A year ago, I found myself making a serious plea to my wife that I should buy an $11,000, 8,000-mile Nissan Versa Note for family car duties. After I had to rent one recently, I am re-thinking whether I would have ultimately been happy with the buying decision we ultimately didn’t make.
I had reviewed two examples of Nissan’s cheapest hatchback in America previous to my seeing the manual transmission Versa Note S in the Certified Pre-Owned inventory of our local Nissan dealer, and the generally good experience and spectacular fuel economy I experienced with those review cars had given me a positive outlook on the model. The interior was cheap, but in the loaded-up test models I got, it was livable — decent seat materials, touchscreen audio and navigation, and decent-looking exteriors.
After my wife hit a large raccoon with our 2014 Nissan cube a few days ago, I had to take the cube to the body shop for some minor repairs to the front bumper cover. Lo and behold, my rental car for the weekend was a 2013 Nissan Versa Note SV in Magnetic Gray.
This should be a good opportunity to see if the Versa Note holds up to abuse, I thought. Or, put another way, it would be an opportunity to see whether Nissan’s press fleet was some sort of exception to the rule when it comes to Versa Notes — the term “press ringer” comes to mind.
The SV was trimmed much more humbly than the SL and SR Versa Notes I tested previously. While it still had a CVT and the same 1.6-liter, 109-horsepower engine, it was not equipped with niceties like the NissanConnect touchscreen head unit, the much-ballyhooed Around View Monitor, or pushbutton ignition with touch sensors on the door handles.
In other words, this was the Nissan Versa Note I would have bought if I had purchased the lightly used example from my local dealer last fall, with the exception of the gray paint, cruise control, and the CVT automatic gearbox. In truth, I would have preferred the manual transmission and the Fresh Powder white paint anyway.
But would I have preferred the Versa Note S over the solution my wife and I ultimately settled on, buying a second Nissan cube? Not a chance, if it would have aged like the rental. For starters, the rental had 42,000 miles on it, but felt like it might as well have 142,000 on it. Perhaps that’s a result of the merciless beating some rental cars take. But even assuming my own ownership would be far kinder to the car, there are areas where it falls short of my 2010 cube:

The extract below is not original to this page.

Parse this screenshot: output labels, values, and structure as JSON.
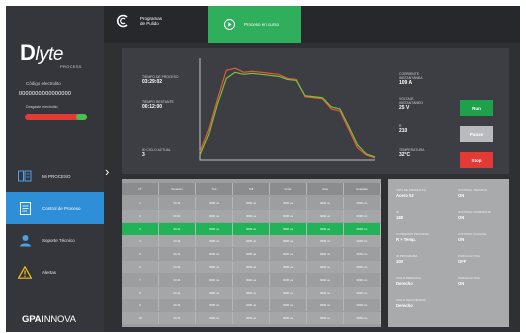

The interior of the cube is much more comfortable with nicer materials, such as seats that sit just far enough off the ground to improve upon entry and egress, not to mention long-distance ride comfort.
The MR18DE 1.8-liter four-cylinder in the cube is no powerhouse, at 122 ponies, but its power delivery through Nissan’s Xtronic CVT is much smoother and more willing when called upon to merge onto a highway or pass slower traffic on a two-lane road.
Important for those of us who enjoy rockin’ our tunes, the cube’s Clarion-supplied head unit and speakers provide much better sound quality than the basic Versa Note head unit and speakers.
Finally, the cube is orders of magnitude easier to see out of — the Versa Note’s narrow, laid-back windshield making for a more distorted view of the world than the cube’s upright front glass.
In truth, just about the only ways the Versa Note handily beats the cube is in pricing and fuel economy. Our modestly trimmed cube S carried a price of nearly $19,000 where a brand new Versa Note S can be had for about $5,000 less without even trying to haggle. The Versa Note returned an easy 40 MPG in my mixed city-highway driving where the cube returns 35, in our experience.
Having said all that, I might still buy a Nissan Versa Note if I found myself in a hard spot — which is where I was when we were considering that purchase a year ago. But I’d definitely buy the base model, because ponying up the extra money for an SL or SR trim really only gets a few small improvements that, in my view, do not justify the jump in sticker price. Also, anything above the S trim cannot be equipped with a stick shift — it’s all CVT, all the time. While I have no beef with a well-executed CVT, and I do believe Nissan does it better than most, I vastly prefer to row my own.
Bottom line: As a $100-a-month car, I’d rather have a nearly-new Versa Note S than many similarly priced used cars of unknown previous ownership. However, I might not particularly enjoy keeping a Versa Note in my driveway other than for its frugality and likely reliability. As a friend of mine recently said, “You can tell they’re building the cheapest car in America.” Truer words have seldom been spoken.
Nissan Versa Note
2015 base price: $14,180
Engine: 1.6-liter four-cylinder gasoline, 109 horsepower at 6,000 RPM and 107 ft-lbs of torque at 4,400 RPM
Curb weight: 2,460 lbs
EPA fuel economy: 31 MPG city/40 MPG highway
- Cheap to buy
- Likely very cheap to own
- Spacious back seat
- Cheapness made obvious in interior appointments
- Gutless powertrain
- Crummy stereo